It seems that the driving force behind the development of our present day material civilization, starting from the Industrial Revolution, has been egocentric ambition—the desire for a life of greater abundance and a more convenient society. In just over two centuries—a very short time in the history of humankind—this strong desire has indeed created the prosperity of our present material civilization, but a civilization driven by selfish greed cannot go on forever.

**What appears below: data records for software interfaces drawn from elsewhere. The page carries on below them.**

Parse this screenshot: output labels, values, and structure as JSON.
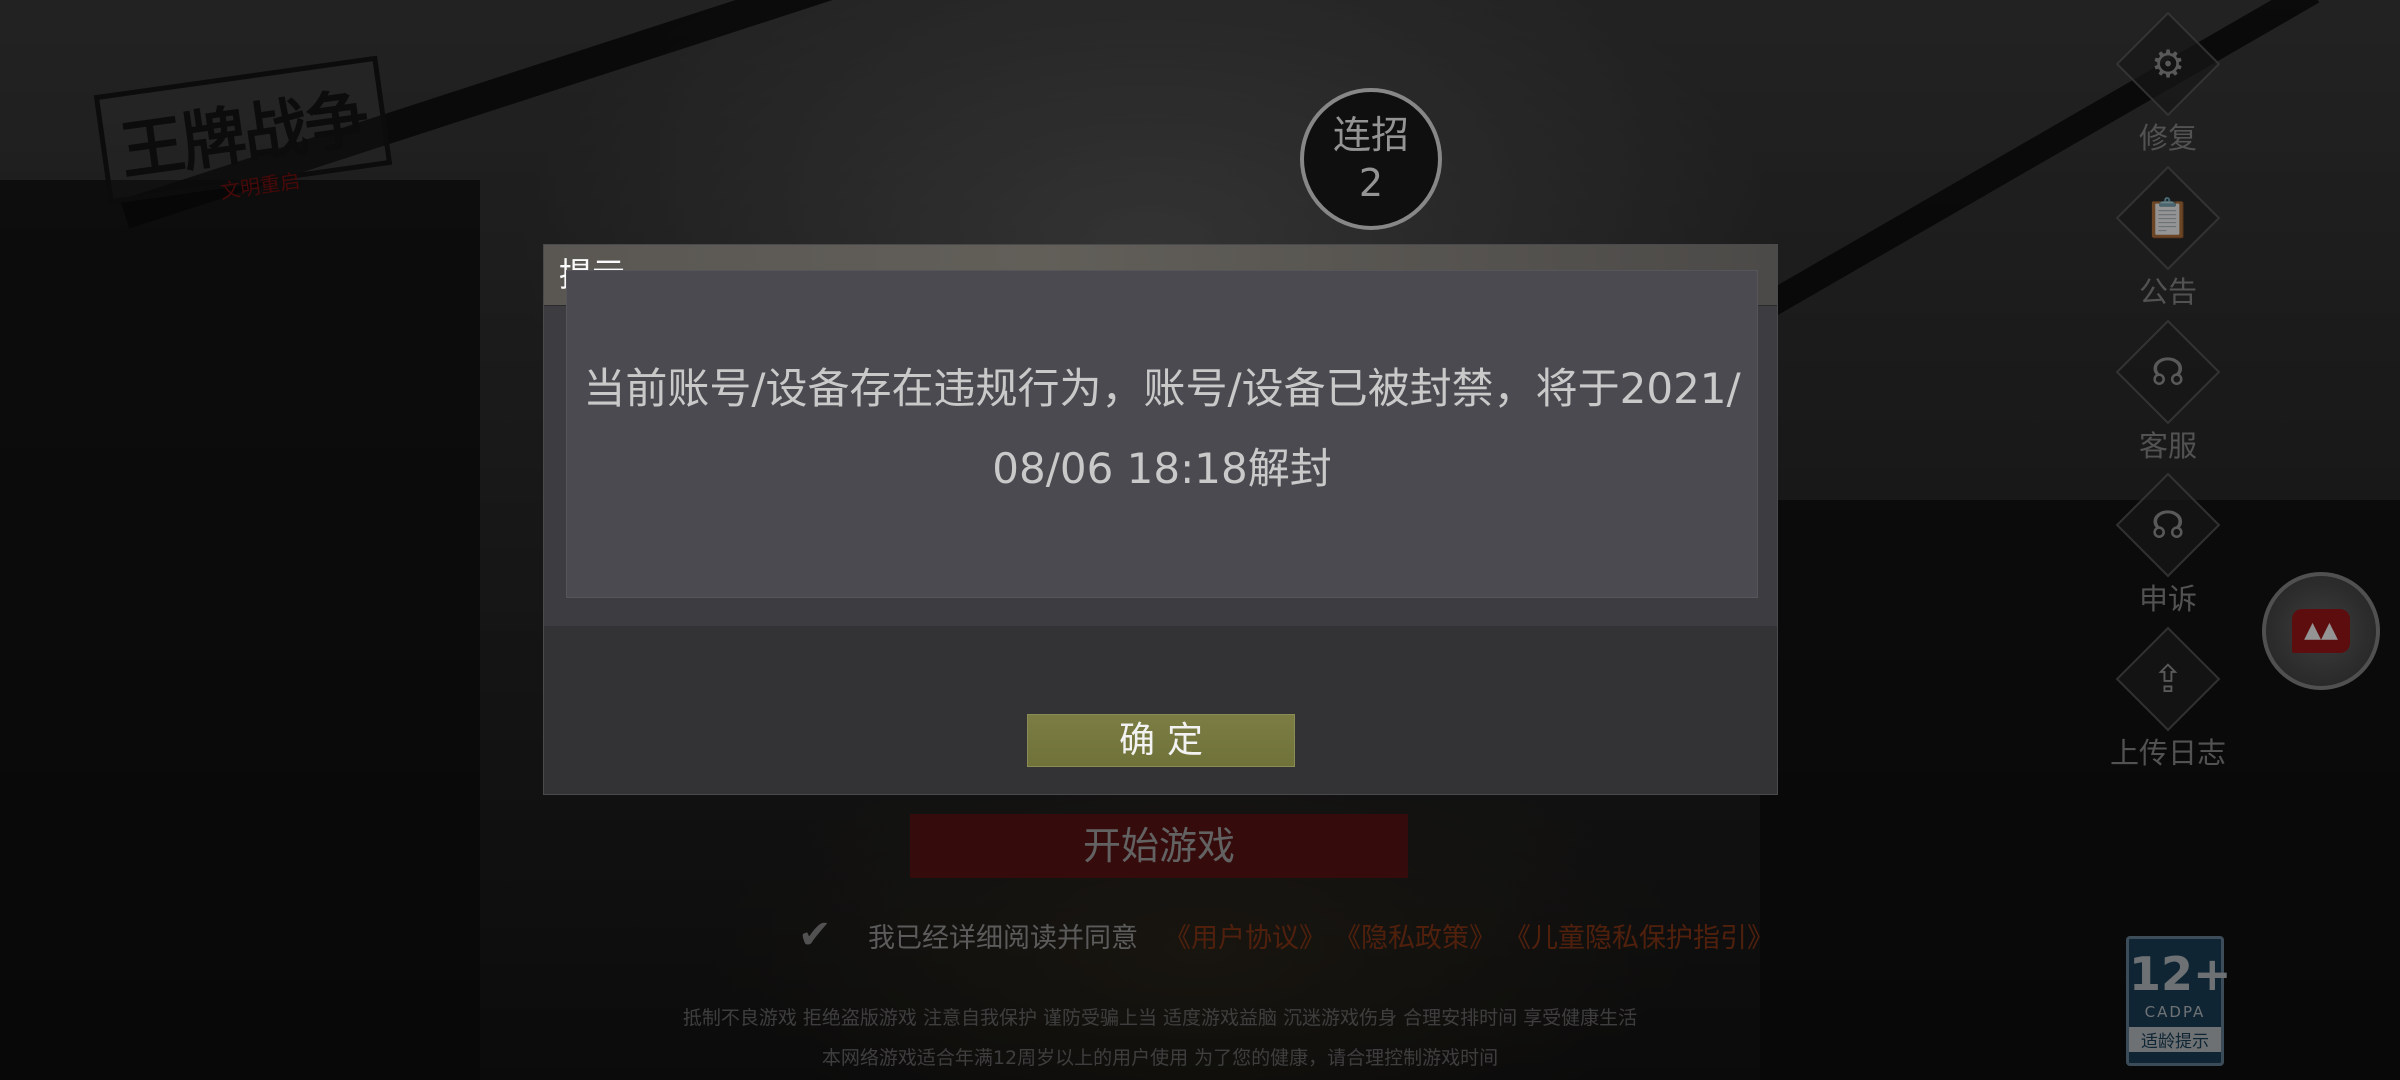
{
  "combo": {
    "label": "连招",
    "count": "2"
  },
  "logo": {
    "title": "王牌战争",
    "subtitle": "文明重启"
  },
  "sidebar": {
    "items": [
      {
        "label": "修复",
        "icon": "gears-icon"
      },
      {
        "label": "公告",
        "icon": "announcement-icon"
      },
      {
        "label": "客服",
        "icon": "headset-icon"
      },
      {
        "label": "申诉",
        "icon": "headset-icon"
      },
      {
        "label": "上传日志",
        "icon": "upload-icon"
      }
    ]
  },
  "start_button": "开始游戏",
  "agreement": {
    "text": "我已经详细阅读并同意",
    "links": [
      "《用户协议》",
      "《隐私政策》",
      "《儿童隐私保护指引》"
    ]
  },
  "notice": {
    "line1": "抵制不良游戏 拒绝盗版游戏 注意自我保护 谨防受骗上当 适度游戏益脑 沉迷游戏伤身 合理安排时间 享受健康生活",
    "line2": "本网络游戏适合年满12周岁以上的用户使用    为了您的健康，请合理控制游戏时间"
  },
  "age_badge": {
    "rating": "12+",
    "org": "CADPA",
    "tip": "适龄提示"
  },
  "dialog": {
    "title": "提示",
    "message": "当前账号/设备存在违规行为，账号/设备已被封禁，将于2021/08/06 18:18解封",
    "confirm": "确定"
  },
  "colors": {
    "confirm_button": "#767a3f",
    "start_button": "#5e1414",
    "agreement_link": "#8a3818",
    "age_badge": "#1e4e6e"
  }
}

For example, according to United Nations’ estimates, by 2050 the world’s population will be nearly 10 billion. This enormous population of 10 billion people will all want a life of abundance, convenience, and luxury. However, even now, with a population of 7 billion, we have already exceeded the earth’s capacity. Is it even possible for 10 billion people to secure the minimum necessities for survival—food, water, resources and energy—to say nothing of having an affluent life?
It is not only a question of food and resources. Environmental problems, regional conflicts, disputes between states or religions—almost all the crises of modern civilization originate from our own selfish greed. However, no matter how much humanity may wish for a more convenient and plentiful life driven by selfish ambition, it is clear that our development is limited by what the earth can tolerate and provide, and the time when we will reach that limit is not far off. I fear that if our current way of living continues, our present civilization will eventually collapse and humanity will be brought to ruin.

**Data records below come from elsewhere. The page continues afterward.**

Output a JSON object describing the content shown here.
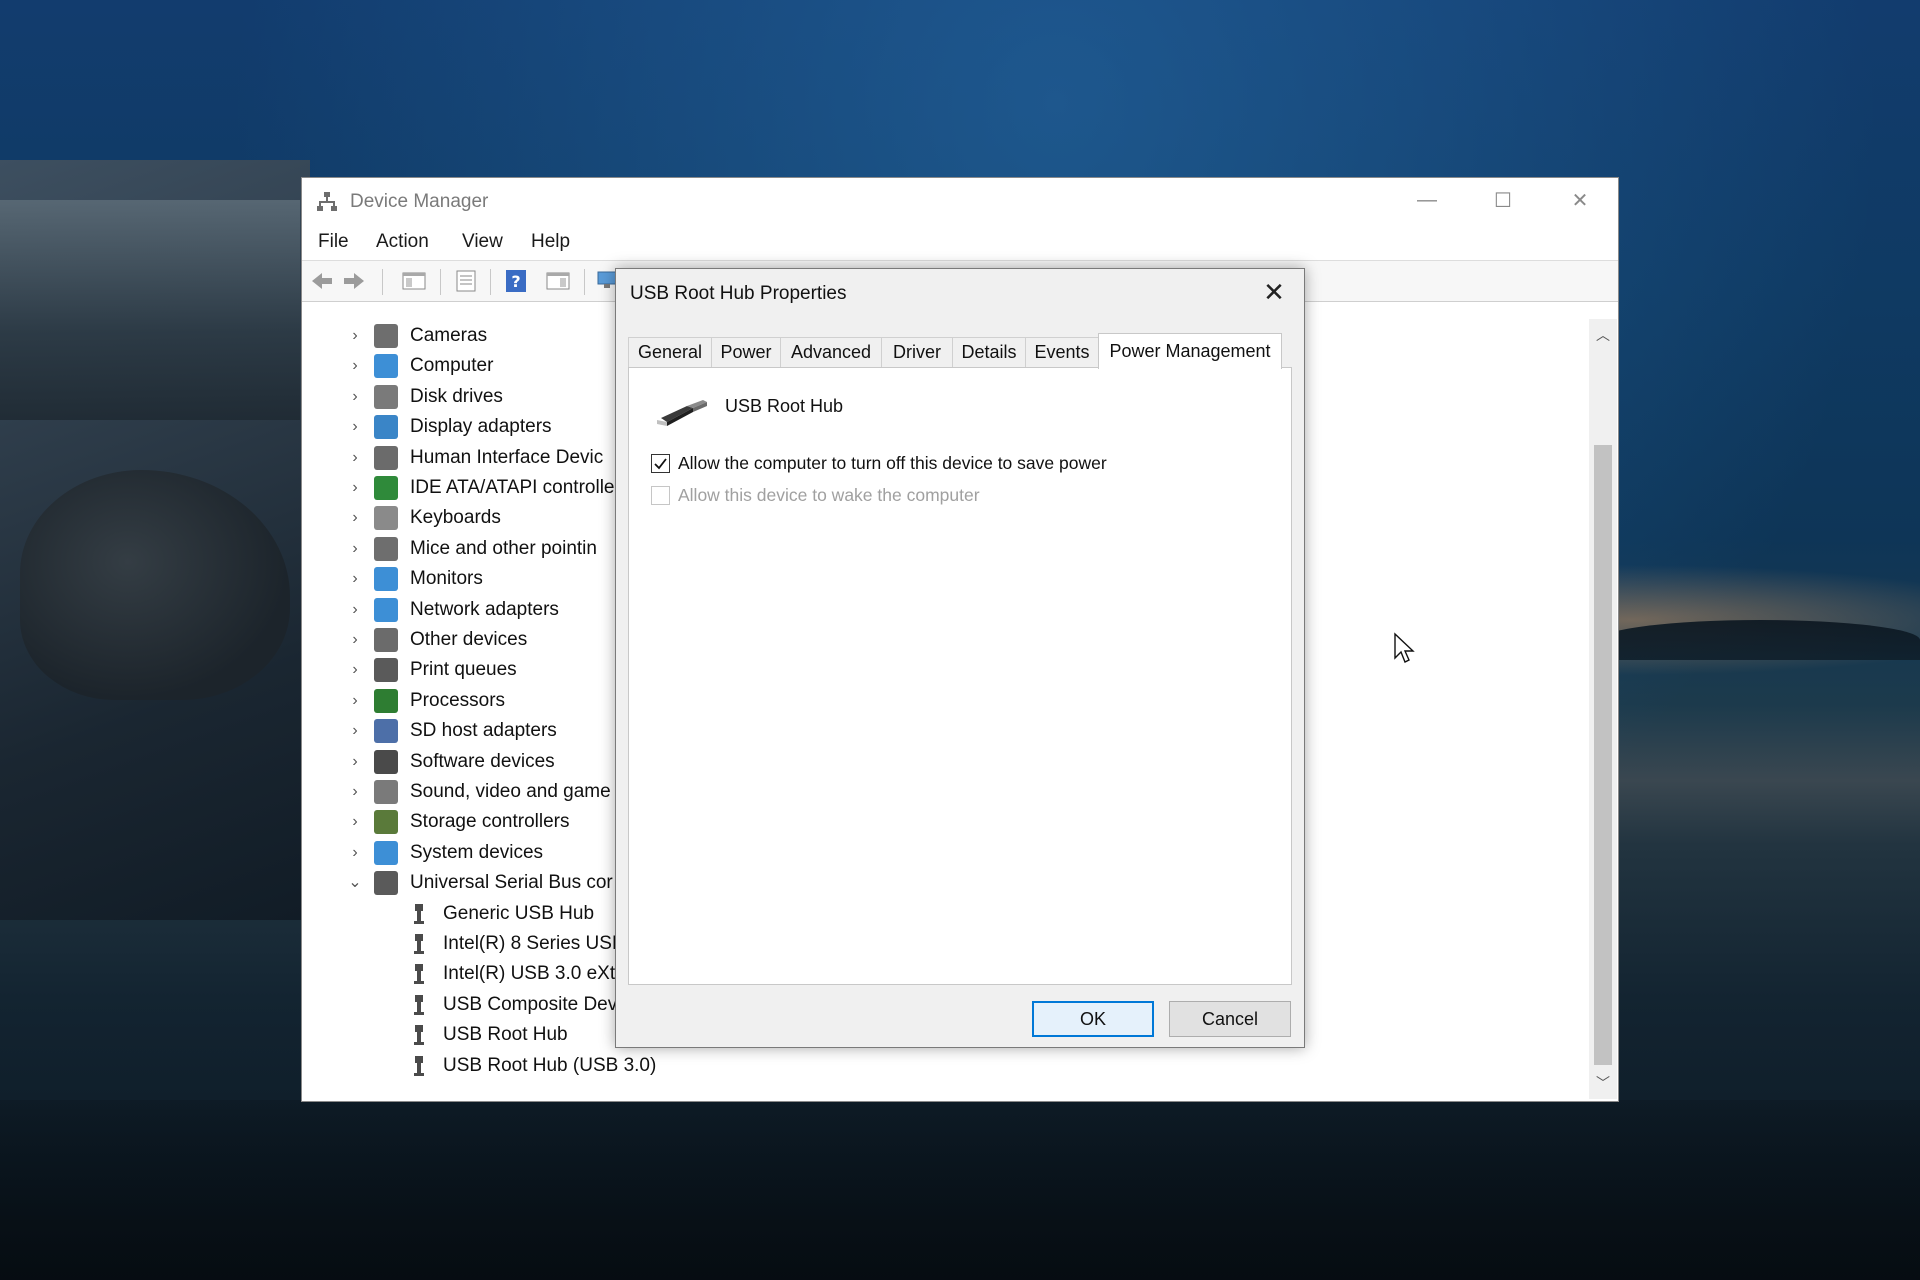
{
  "window": {
    "title": "Device Manager",
    "controls": {
      "minimize": "—",
      "maximize": "☐",
      "close": "✕"
    }
  },
  "menu": [
    "File",
    "Action",
    "View",
    "Help"
  ],
  "tree": {
    "categories": [
      "Cameras",
      "Computer",
      "Disk drives",
      "Display adapters",
      "Human Interface Devic",
      "IDE ATA/ATAPI controlle",
      "Keyboards",
      "Mice and other pointin",
      "Monitors",
      "Network adapters",
      "Other devices",
      "Print queues",
      "Processors",
      "SD host adapters",
      "Software devices",
      "Sound, video and game",
      "Storage controllers",
      "System devices",
      "Universal Serial Bus cor"
    ],
    "usb_children": [
      "Generic USB Hub",
      "Intel(R) 8 Series USB",
      "Intel(R) USB 3.0 eXte",
      "USB Composite Dev",
      "USB Root Hub",
      "USB Root Hub (USB 3.0)"
    ]
  },
  "dialog": {
    "title": "USB Root Hub Properties",
    "close": "✕",
    "tabs": [
      "General",
      "Power",
      "Advanced",
      "Driver",
      "Details",
      "Events",
      "Power Management"
    ],
    "active_tab": "Power Management",
    "device_name": "USB Root Hub",
    "options": [
      {
        "label": "Allow the computer to turn off this device to save power",
        "checked": true,
        "enabled": true
      },
      {
        "label": "Allow this device to wake the computer",
        "checked": false,
        "enabled": false
      }
    ],
    "ok_label": "OK",
    "cancel_label": "Cancel"
  },
  "colors": {
    "accent": "#0078d7",
    "disabled_text": "#a0a0a0"
  }
}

The great ancient civilizations that human beings created in the past all flourished at one time, yet exist today only as ruins. Why is it that such advanced civilizations suddenly disappeared? I believe those ruins are warnings to our modern civilization.
Then, what kind of civilization should we aim for? I feel that the spirit of altruism—the desire to do good for others—should become the spiritual norm for humanity from here on, and that human beings must establish a civilization based on this spirit of altruism.
From a civilization based on greed and egoism to a civilization based on altruism. This is the urgent task before us. And the key to this task, I believe, is our own individual state of mind. When our civilization is based on altruism, international relations that are strained due to competing national interests will move towards reconciliation, and I believe we can prevent international disputes that arise through competition for food and energy.
In the new altruistic civilization, all living beings will be able to care for one another, help one another, and coexist in harmony. This may sound difficult to achieve, but with humanity’s collective wisdom and strength I am certain that it is possible. At the same time, this new altruistic, spiritual civilization will undoubtedly be far more advanced and fertile than the material civilization based on selfish greed that we built during the last 200 or so years. When this happens, I believe that the grand dream of a world at peace will become a reality.
Lastly, I’d like to thank you from the bottom of my heart for arranging this wonderful award ceremony today, with so many people in attendance. I’d like to thank you all again for presenting me with this award, and I’d like to express my deepest respect to all of you and all the members of the Goi Peace Foundation for taking the lead in pioneering efforts to build a peaceful society.
I’d like to close by expressing my wish for the further growth of the foundation, and for the continued expansion of each individual’s prayers for peace. Thank you very much.